From overhead came the drone of the stewardess’s voice, reminding them this was a full plane. Everyone was asked to please take their seats.

With an obedience that made Delia narrow her eyes-she had a feeling he never followed the rules unless they suited him-Cade slipped into the still-empty aisle seat, and smiled with innocent charm at Sadie.

“Hello,” she said, smiling back. “I’m going to visit my grandkids in Los Angeles. It’s a terrible town, but what is one to do?”

“Families. Can’t do much with them, can you?” he asked gently, and she beamed.

“I’ve told my kids to move, but do they listen to me? No.”

“That’s a shame.” Cade shook his head. “You look like a sensible woman to me-they should listen. Now that woman next to you, she’s not so sensible.”

“But you’re going to marry her, anyway, and take care of her.” Sadie sighed dramatically. “That’s so romantic.”

Delia gritted her teeth at the two of them so casually discussing her, then leaned forward to glare at Cade. “He’s not my-”

“When’s the wedding?”

“Soon as we can manage.” Cade lowered his voice to a conspiratorial whisper. “We’re in a hurry, our love just can’t be contained. We can’t wait to-”

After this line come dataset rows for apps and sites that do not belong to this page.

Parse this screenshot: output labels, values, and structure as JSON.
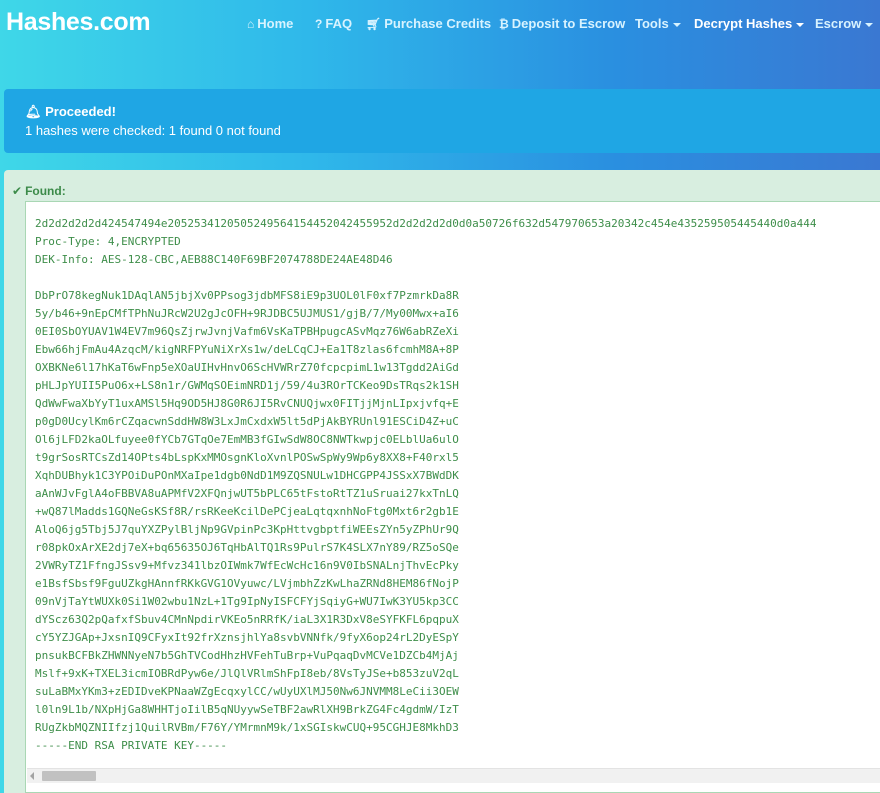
{
  "brand": "Hashes.com",
  "nav": {
    "home": "Home",
    "faq": "FAQ",
    "purchase": "Purchase Credits",
    "deposit": "Deposit to Escrow",
    "tools": "Tools",
    "decrypt": "Decrypt Hashes",
    "escrow": "Escrow"
  },
  "alert": {
    "title": "Proceeded!",
    "body": "1 hashes were checked: 1 found 0 not found"
  },
  "found": {
    "title": "Found:",
    "header_lines": [
      "2d2d2d2d2d424547494e2052534120505249564154452042455952d2d2d2d2d0d0a50726f632d547970653a20342c454e435259505445440d0a444",
      "Proc-Type: 4,ENCRYPTED",
      "DEK-Info: AES-128-CBC,AEB88C140F69BF2074788DE24AE48D46"
    ],
    "key_lines": [
      "DbPrO78kegNuk1DAqlAN5jbjXv0PPsog3jdbMFS8iE9p3UOL0lF0xf7PzmrkDa8R",
      "5y/b46+9nEpCMfTPhNuJRcW2U2gJcOFH+9RJDBC5UJMUS1/gjB/7/My00Mwx+aI6",
      "0EI0SbOYUAV1W4EV7m96QsZjrwJvnjVafm6VsKaTPBHpugcASvMqz76W6abRZeXi",
      "Ebw66hjFmAu4AzqcM/kigNRFPYuNiXrXs1w/deLCqCJ+Ea1T8zlas6fcmhM8A+8P",
      "OXBKNe6l17hKaT6wFnp5eXOaUIHvHnvO6ScHVWRrZ70fcpcpimL1w13Tgdd2AiGd",
      "pHLJpYUII5PuO6x+LS8n1r/GWMqSOEimNRD1j/59/4u3ROrTCKeo9DsTRqs2k1SH",
      "QdWwFwaXbYyT1uxAMSl5Hq9OD5HJ8G0R6JI5RvCNUQjwx0FITjjMjnLIpxjvfq+E",
      "p0gD0UcylKm6rCZqacwnSddHW8W3LxJmCxdxW5lt5dPjAkBYRUnl91ESCiD4Z+uC",
      "Ol6jLFD2kaOLfuyee0fYCb7GTqOe7EmMB3fGIwSdW8OC8NWTkwpjc0ELblUa6ulO",
      "t9grSosRTCsZd14OPts4bLspKxMMOsgnKloXvnlPOSwSpWy9Wp6y8XX8+F40rxl5",
      "XqhDUBhyk1C3YPOiDuPOnMXaIpe1dgb0NdD1M9ZQSNULw1DHCGPP4JSSxX7BWdDK",
      "aAnWJvFglA4oFBBVA8uAPMfV2XFQnjwUT5bPLC65tFstoRtTZ1uSruai27kxTnLQ",
      "+wQ87lMadds1GQNeGsKSf8R/rsRKeeKcilDePCjeaLqtqxnhNoFtg0Mxt6r2gb1E",
      "AloQ6jg5Tbj5J7quYXZPylBljNp9GVpinPc3KpHttvgbptfiWEEsZYn5yZPhUr9Q",
      "r08pkOxArXE2dj7eX+bq65635OJ6TqHbAlTQ1Rs9PulrS7K4SLX7nY89/RZ5oSQe",
      "2VWRyTZ1FfngJSsv9+Mfvz341lbzOIWmk7WfEcWcHc16n9V0IbSNALnjThvEcPky",
      "e1BsfSbsf9FguUZkgHAnnfRKkGVG1OVyuwc/LVjmbhZzKwLhaZRNd8HEM86fNojP",
      "09nVjTaYtWUXk0Si1W02wbu1NzL+1Tg9IpNyISFCFYjSqiyG+WU7IwK3YU5kp3CC",
      "dYScz63Q2pQafxfSbuv4CMnNpdirVKEo5nRRfK/iaL3X1R3DxV8eSYFKFL6pqpuX",
      "cY5YZJGAp+JxsnIQ9CFyxIt92frXznsjhlYa8svbVNNfk/9fyX6op24rL2DyESpY",
      "pnsukBCFBkZHWNNyeN7b5GhTVCodHhzHVFehTuBrp+VuPqaqDvMCVe1DZCb4MjAj",
      "Mslf+9xK+TXEL3icmIOBRdPyw6e/JlQlVRlmShFpI8eb/8VsTyJSe+b853zuV2qL",
      "suLaBMxYKm3+zEDIDveKPNaaWZgEcqxylCC/wUyUXlMJ50Nw6JNVMM8LeCii3OEW",
      "l0ln9L1b/NXpHjGa8WHHTjoIilB5qNUyywSeTBF2awRlXH9BrkZG4Fc4gdmW/IzT",
      "RUgZkbMQZNIIfzj1QuilRVBm/F76Y/YMrmnM9k/1xSGIskwCUQ+95CGHJE8MkhD3",
      "-----END RSA PRIVATE KEY-----"
    ]
  },
  "icons": {
    "home": "home-icon",
    "faq": "question-icon",
    "purchase": "cart-icon",
    "deposit": "bitcoin-icon",
    "alert": "bell-icon",
    "found": "check-icon"
  },
  "colors": {
    "alert_bg": "#1fa6e4",
    "panel_bg": "#d8eee0",
    "success_text": "#3c8b4a",
    "code_text": "#3e8e4a"
  }
}
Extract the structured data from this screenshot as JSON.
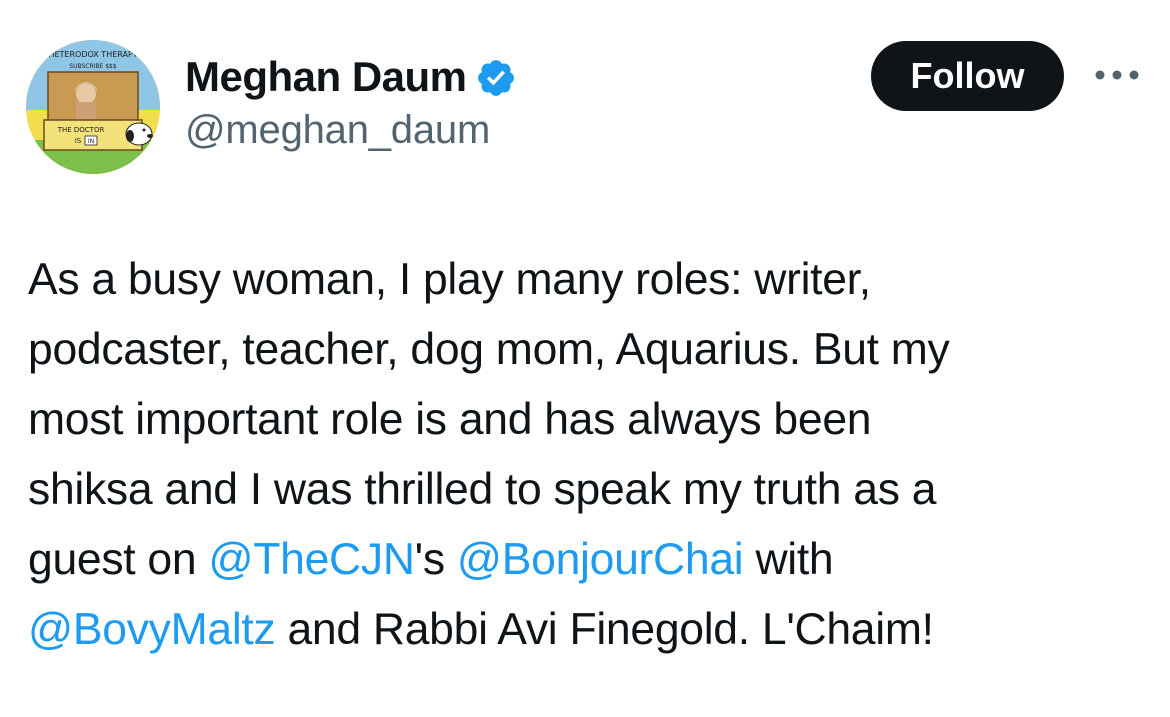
{
  "author": {
    "display_name": "Meghan Daum",
    "handle": "@meghan_daum",
    "verified": true,
    "avatar_icon": "avatar-image",
    "avatar_text": {
      "top_line": "HETERODOX THERAPY",
      "sub_line": "SUBSCRIBE $$$",
      "booth_line1": "THE DOCTOR",
      "booth_line2": "IS",
      "booth_sign": "IN"
    }
  },
  "actions": {
    "follow_label": "Follow",
    "more_icon": "more-horizontal-icon"
  },
  "tweet": {
    "lines": [
      [
        {
          "t": "text",
          "v": "As a busy woman, I play many roles: writer,"
        }
      ],
      [
        {
          "t": "text",
          "v": "podcaster, teacher, dog mom, Aquarius. But my"
        }
      ],
      [
        {
          "t": "text",
          "v": "most important role is and has always been"
        }
      ],
      [
        {
          "t": "text",
          "v": "shiksa and I was thrilled to speak my truth as a"
        }
      ],
      [
        {
          "t": "text",
          "v": "guest on "
        },
        {
          "t": "mention",
          "v": "@TheCJN"
        },
        {
          "t": "text",
          "v": "'s "
        },
        {
          "t": "mention",
          "v": "@BonjourChai"
        },
        {
          "t": "text",
          "v": " with"
        }
      ],
      [
        {
          "t": "mention",
          "v": "@BovyMaltz"
        },
        {
          "t": "text",
          "v": " and Rabbi Avi Finegold. L'Chaim!"
        }
      ]
    ]
  },
  "colors": {
    "text": "#0f1419",
    "secondary": "#536471",
    "link": "#1d9bf0",
    "follow_bg": "#0f1419",
    "follow_text": "#ffffff",
    "verified": "#1d9bf0"
  }
}
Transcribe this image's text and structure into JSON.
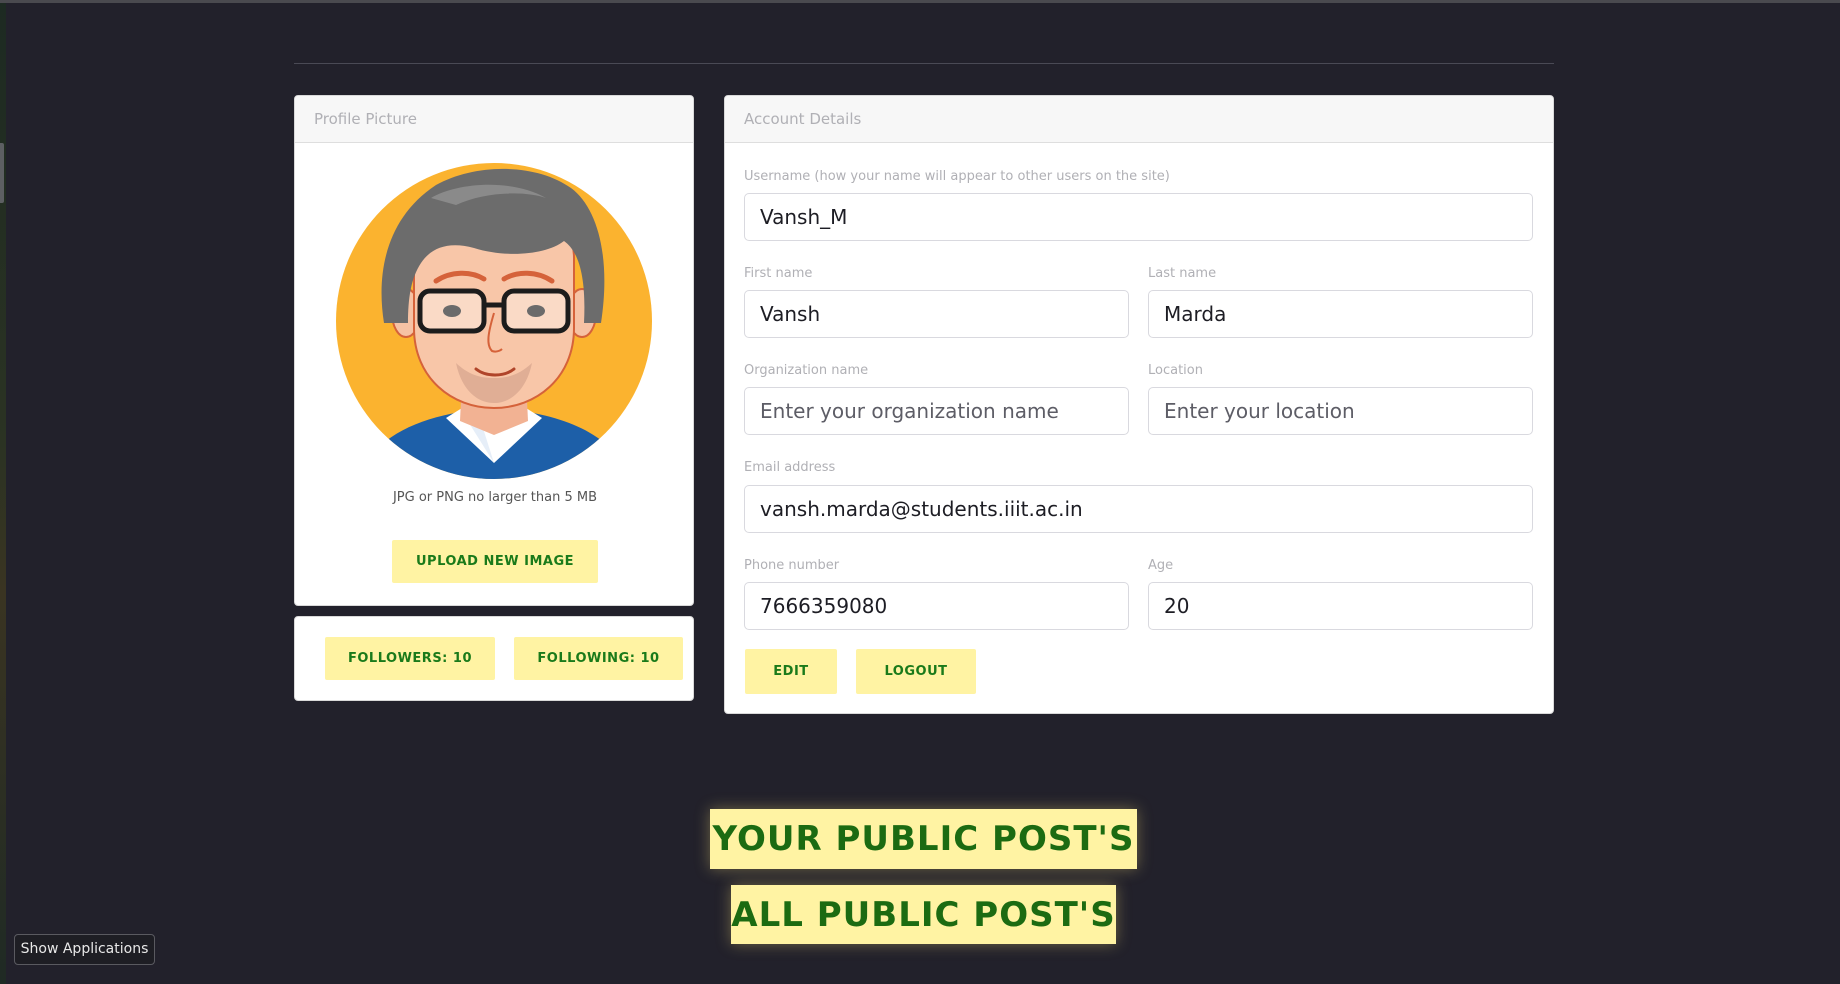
{
  "profile_card": {
    "header": "Profile Picture",
    "hint": "JPG or PNG no larger than 5 MB",
    "upload_label": "UPLOAD NEW IMAGE"
  },
  "follow": {
    "followers_label": "FOLLOWERS: 10",
    "following_label": "FOLLOWING: 10"
  },
  "account": {
    "header": "Account Details",
    "username_label": "Username (how your name will appear to other users on the site)",
    "username_value": "Vansh_M",
    "first_name_label": "First name",
    "first_name_value": "Vansh",
    "last_name_label": "Last name",
    "last_name_value": "Marda",
    "org_label": "Organization name",
    "org_placeholder": "Enter your organization name",
    "location_label": "Location",
    "location_placeholder": "Enter your location",
    "email_label": "Email address",
    "email_value": "vansh.marda@students.iiit.ac.in",
    "phone_label": "Phone number",
    "phone_value": "7666359080",
    "age_label": "Age",
    "age_value": "20",
    "edit_label": "EDIT",
    "logout_label": "LOGOUT"
  },
  "posts": {
    "your_public_label": "YOUR PUBLIC POST'S",
    "all_public_label": "ALL PUBLIC POST'S"
  },
  "system": {
    "show_applications_label": "Show Applications"
  },
  "colors": {
    "background": "#22212b",
    "button_bg": "#fff3a3",
    "button_text": "#1a7a1a",
    "avatar_bg": "#fbb32f"
  },
  "icons": {
    "avatar": "cartoon-man-with-glasses-avatar"
  }
}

“What are you doing here?” Delia asked through a tightly clenched jaw. “And how fast can you go back to where you came from?”

Cade shot her a mock frown. “What kind of way is that to greet your fiancé?”

Delia gave up with a groan and closed her eyes.

She heard whispering, then felt shifting, and when she opened her eyes again, Cade was in the seat right next to her, his arm and thigh brushing hers. She could feel the heat of him through their clothes, and the strength he carefully held in check.

And when her gaze lifted to meet his, all traces of amusement had been replaced by a passion she found harder to deal with than his teasing. “Cade-”

“Your light was on all night and you left at the crack of dawn,” he said quietly. “You didn’t sleep, you didn’t eat. You can’t travel like this.”

“I can get by on very little sleep, and believe me, my figure could do without a meal now and then. And coming from the consummate traveler, this conversation is very strange.”

“Everyone needs sleep, your body is amazing just the way it is and needs its fuel, and as a consummate traveler, I know what you’re doing. You’re nervous, you’re uptight and you need a friend.”

“Is that what you are? A friend?”

“I already told you that.”

“People tell me a lot of things.”

“That they don’t mean?” He shook his head, never taking his gaze off hers. “Not me.”

Of course she didn’t believe him; it would be ridiculous to do so. But she was breathless, and she told herself it was the pressure, since the plane had started its taxi down the runway.

It had absolutely nothing to do with his thinking her body was amazing. “You should have gone home, Cade.”

“Home?” The word rolled off his tongue as if it was foreign to him.

Which just proved her point. He could never really understand her and all that she held dear. “Home. Your office in Boise. Unless you have another home, which of course, since you never say a word about yourself or your private life, I wouldn’t know.”

“And that disturbs you.”

“I’m curious about you,” she admitted. “I don’t even know if you’re married.”

“I’m not,” he said with sudden grimness. “And I don’t talk about me. Ever.”

So much for their friendship. “Fine. Then go. Go far away.”

“Just go? Where? Anywhere, as long as it’s far from you?”


He sighed. “You’re a tough nut, Delia, I’ll give you that. But I’m tougher.”

“What does that mean?” But she knew, and let out a groan. “You’re sticking.”